“We see car ownership as a burden that is costing the average American $9,000 every year. The car has actually become more like a $9,000 ball and chain that gets dragged through our daily life,” Zimmer said in an opus on Medium that outlined his vision for an autonomous car future.
Zimmer believes that ride-hailing companies like his own and Uber are now “empowering” people to give up their cars. Already, there’s been a noted decline in the percentage of people under 45 who have a license.
“Every year, more and more people are concluding that it is simpler and more affordable to live without a car. And when networked autonomous vehicles come onto the scene, below the cost of car ownership, most city-dwellers will stop using a personal car altogether,” Zimmer said.
The key to all of this, though, is having a network of driverless cars that can adequately replace owning a car. It won’t just be enough to have autonomous cars that can only drive when there’s no rain and on streets where they can only go up to 25 m.p.h.
Lyft’s rival, Uber, is starting to run those tests already with the public in Pittsburgh. While its cars aren’t driverless yet, they’re being tested with licensed engineers in the front seat.
Zimmer, though, wants you to know that his company is still in the race.
His company paired up with General Motors last year to begin deploying a fleet of self-driving vehicles – and now Zimmer thinks they will dominate the company’s business in less than five years.

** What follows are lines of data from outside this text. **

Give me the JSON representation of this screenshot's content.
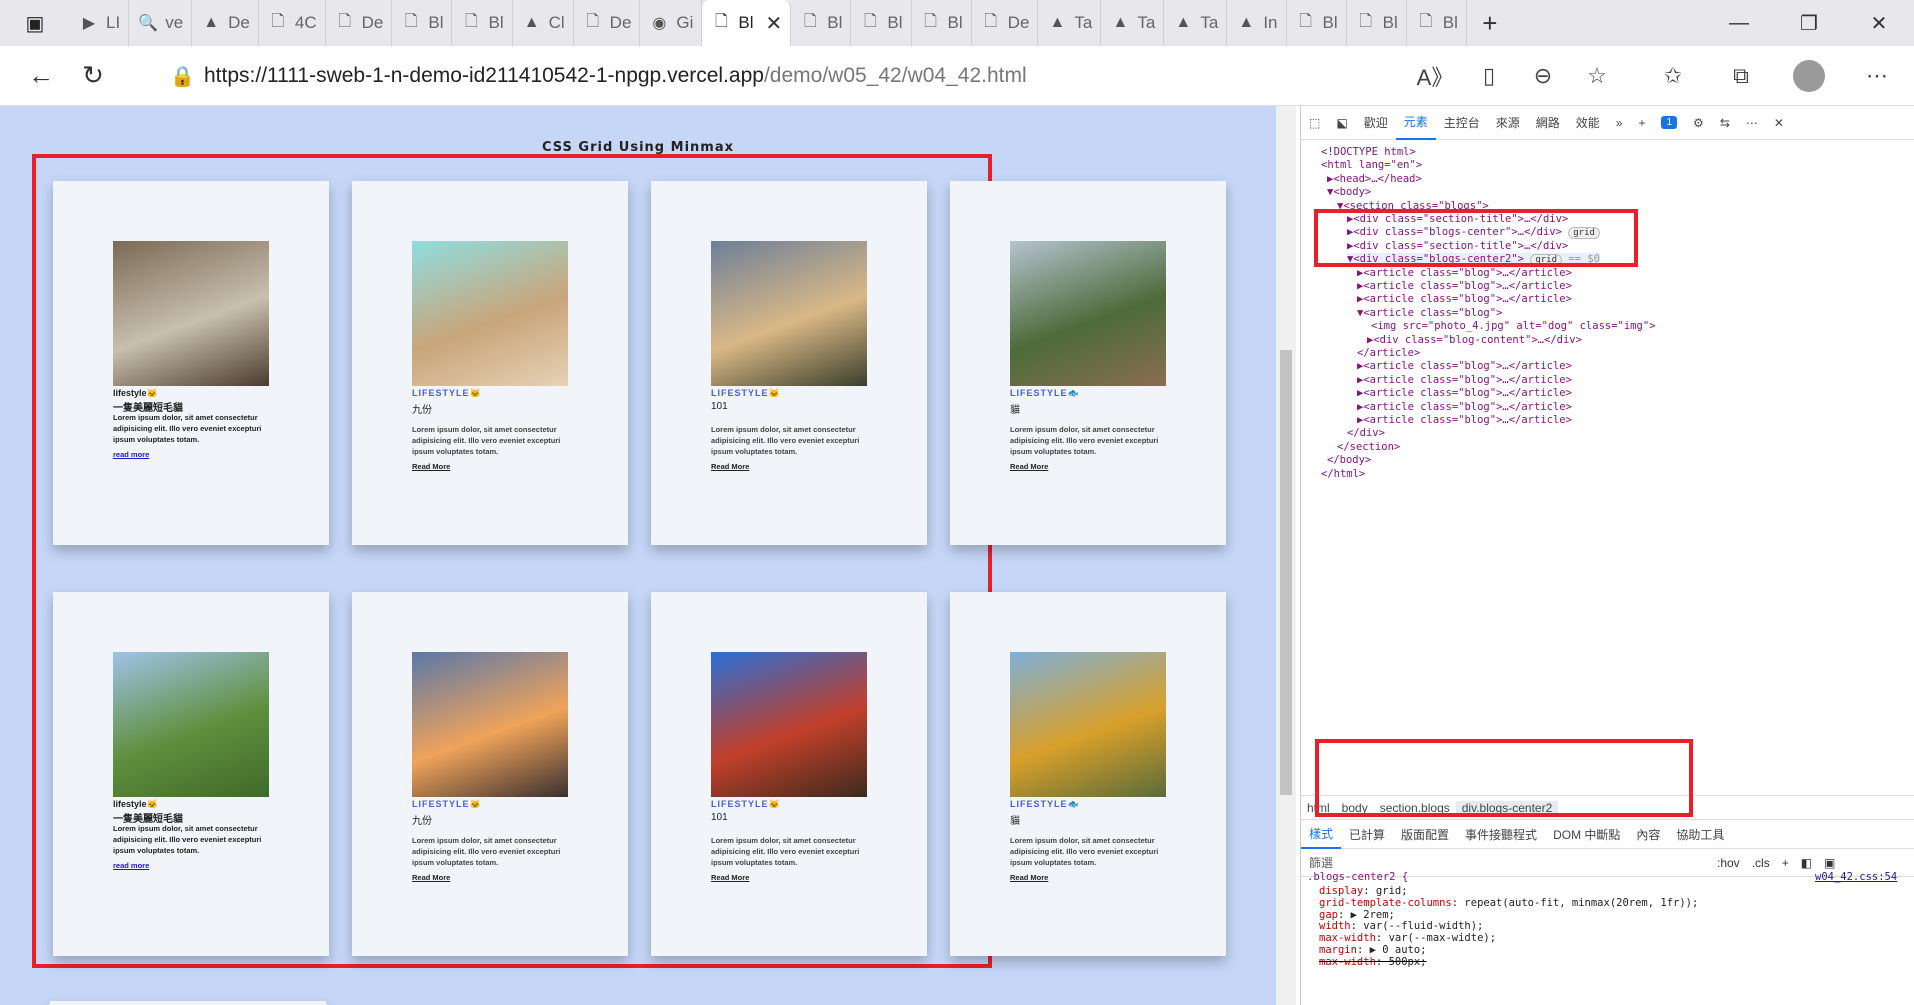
{
  "browser": {
    "tabs": [
      {
        "label": "LI",
        "icon": "play-icon"
      },
      {
        "label": "ve",
        "icon": "search-icon"
      },
      {
        "label": "De",
        "icon": "vercel-icon"
      },
      {
        "label": "4C",
        "icon": "document-icon"
      },
      {
        "label": "De",
        "icon": "document-icon"
      },
      {
        "label": "Bl",
        "icon": "document-icon"
      },
      {
        "label": "Bl",
        "icon": "document-icon"
      },
      {
        "label": "Cl",
        "icon": "vercel-icon"
      },
      {
        "label": "De",
        "icon": "document-icon"
      },
      {
        "label": "Gi",
        "icon": "github-icon"
      },
      {
        "label": "Bl",
        "icon": "document-icon",
        "active": true
      },
      {
        "label": "Bl",
        "icon": "document-icon"
      },
      {
        "label": "Bl",
        "icon": "document-icon"
      },
      {
        "label": "Bl",
        "icon": "document-icon"
      },
      {
        "label": "De",
        "icon": "document-icon"
      },
      {
        "label": "Ta",
        "icon": "vercel-icon"
      },
      {
        "label": "Ta",
        "icon": "vercel-icon"
      },
      {
        "label": "Ta",
        "icon": "vercel-icon"
      },
      {
        "label": "In",
        "icon": "vercel-icon"
      },
      {
        "label": "Bl",
        "icon": "document-icon"
      },
      {
        "label": "Bl",
        "icon": "document-icon"
      },
      {
        "label": "Bl",
        "icon": "document-icon"
      }
    ],
    "url_host": "https://1111-sweb-1-n-demo-id211410542-1-npgp.vercel.app",
    "url_path": "/demo/w05_42/w04_42.html"
  },
  "page": {
    "title": "CSS Grid Using Minmax",
    "blogs": [
      {
        "category": "lifestyle🐱",
        "title": "一隻美麗短毛貓",
        "text": "Lorem ipsum dolor, sit amet consectetur adipisicing elit. Illo vero eveniet excepturi ipsum voluptates totam.",
        "more": "read more",
        "image_colors": [
          "#7a6a55",
          "#c8bfae",
          "#4a3c2e"
        ]
      },
      {
        "category": "LIFESTYLE🐱",
        "title": "九份",
        "text": "Lorem ipsum dolor, sit amet consectetur adipisicing elit. Illo vero eveniet excepturi ipsum voluptates totam.",
        "more": "Read More",
        "image_colors": [
          "#8fdde0",
          "#c9a57a",
          "#e6d2b5"
        ]
      },
      {
        "category": "LIFESTYLE🐱",
        "title": "101",
        "text": "Lorem ipsum dolor, sit amet consectetur adipisicing elit. Illo vero eveniet excepturi ipsum voluptates totam.",
        "more": "Read More",
        "image_colors": [
          "#6e7f99",
          "#d9b886",
          "#3a3f2c"
        ]
      },
      {
        "category": "LIFESTYLE🐟",
        "title": "貓",
        "text": "Lorem ipsum dolor, sit amet consectetur adipisicing elit. Illo vero eveniet excepturi ipsum voluptates totam.",
        "more": "Read More",
        "image_colors": [
          "#b5c3cf",
          "#4d6b3a",
          "#8a6d52"
        ]
      },
      {
        "category": "lifestyle🐱",
        "title": "一隻美麗短毛貓",
        "text": "Lorem ipsum dolor, sit amet consectetur adipisicing elit. Illo vero eveniet excepturi ipsum voluptates totam.",
        "more": "read more",
        "image_colors": [
          "#9ec3e8",
          "#5f8f3c",
          "#3f6a2a"
        ]
      },
      {
        "category": "LIFESTYLE🐱",
        "title": "九份",
        "text": "Lorem ipsum dolor, sit amet consectetur adipisicing elit. Illo vero eveniet excepturi ipsum voluptates totam.",
        "more": "Read More",
        "image_colors": [
          "#5a78a8",
          "#f0a35a",
          "#3a3030"
        ]
      },
      {
        "category": "LIFESTYLE🐱",
        "title": "101",
        "text": "Lorem ipsum dolor, sit amet consectetur adipisicing elit. Illo vero eveniet excepturi ipsum voluptates totam.",
        "more": "Read More",
        "image_colors": [
          "#2a6fd6",
          "#c2402a",
          "#3d2a1e"
        ]
      },
      {
        "category": "LIFESTYLE🐟",
        "title": "貓",
        "text": "Lorem ipsum dolor, sit amet consectetur adipisicing elit. Illo vero eveniet excepturi ipsum voluptates totam.",
        "more": "Read More",
        "image_colors": [
          "#7fb0d8",
          "#d8a02a",
          "#5a6b3a"
        ]
      }
    ]
  },
  "devtools": {
    "tabs": [
      "歡迎",
      "元素",
      "主控台",
      "來源",
      "網路",
      "效能"
    ],
    "active_tab": "元素",
    "badge": "1",
    "dom": [
      "<!DOCTYPE html>",
      "<html lang=\"en\">",
      "▶<head>…</head>",
      "▼<body>",
      "▼<section class=\"blogs\">",
      "▶<div class=\"section-title\">…</div>",
      "▶<div class=\"blogs-center\">…</div>",
      "▶<div class=\"section-title\">…</div>",
      "▼<div class=\"blogs-center2\">",
      "▶<article class=\"blog\">…</article>",
      "▶<article class=\"blog\">…</article>",
      "▶<article class=\"blog\">…</article>",
      "▼<article class=\"blog\">",
      "<img src=\"photo_4.jpg\" alt=\"dog\" class=\"img\">",
      "▶<div class=\"blog-content\">…</div>",
      "</article>",
      "▶<article class=\"blog\">…</article>",
      "▶<article class=\"blog\">…</article>",
      "▶<article class=\"blog\">…</article>",
      "▶<article class=\"blog\">…</article>",
      "▶<article class=\"blog\">…</article>",
      "</div>",
      "</section>",
      "</body>",
      "</html>"
    ],
    "grid_pill": "grid",
    "selected_marker": "== $0",
    "breadcrumbs": [
      "html",
      "body",
      "section.blogs",
      "div.blogs-center2"
    ],
    "style_tabs": [
      "樣式",
      "已計算",
      "版面配置",
      "事件接聽程式",
      "DOM 中斷點",
      "內容",
      "協助工具"
    ],
    "filter_placeholder": "篩選",
    "filter_opts": [
      ":hov",
      ".cls"
    ],
    "css_selector": ".blogs-center2 {",
    "css_source": "w04_42.css:54",
    "css_props": [
      {
        "prop": "display",
        "value": "grid;"
      },
      {
        "prop": "grid-template-columns",
        "value": "repeat(auto-fit, minmax(20rem, 1fr));"
      },
      {
        "prop": "gap",
        "value": "▶ 2rem;"
      },
      {
        "prop": "width",
        "value": "var(--fluid-width);"
      },
      {
        "prop": "max-width",
        "value": "var(--max-widte);"
      },
      {
        "prop": "margin",
        "value": "▶ 0 auto;"
      },
      {
        "prop": "max-width",
        "value": "500px;"
      }
    ]
  },
  "colors": {
    "highlight": "#e8202a",
    "page_bg": "#c5d6f7",
    "card_bg": "#f1f4f9",
    "accent": "#1a73e8"
  }
}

“If you live in San Francisco or Phoenix, you may have seen these cars on the road, and within five years a fully autonomous fleet of cars will provide the majority of Lyft rides across the country,” Zimmer wrote. “Ridesharing is just the first phase of the movement to end car ownership and reclaim our cities.”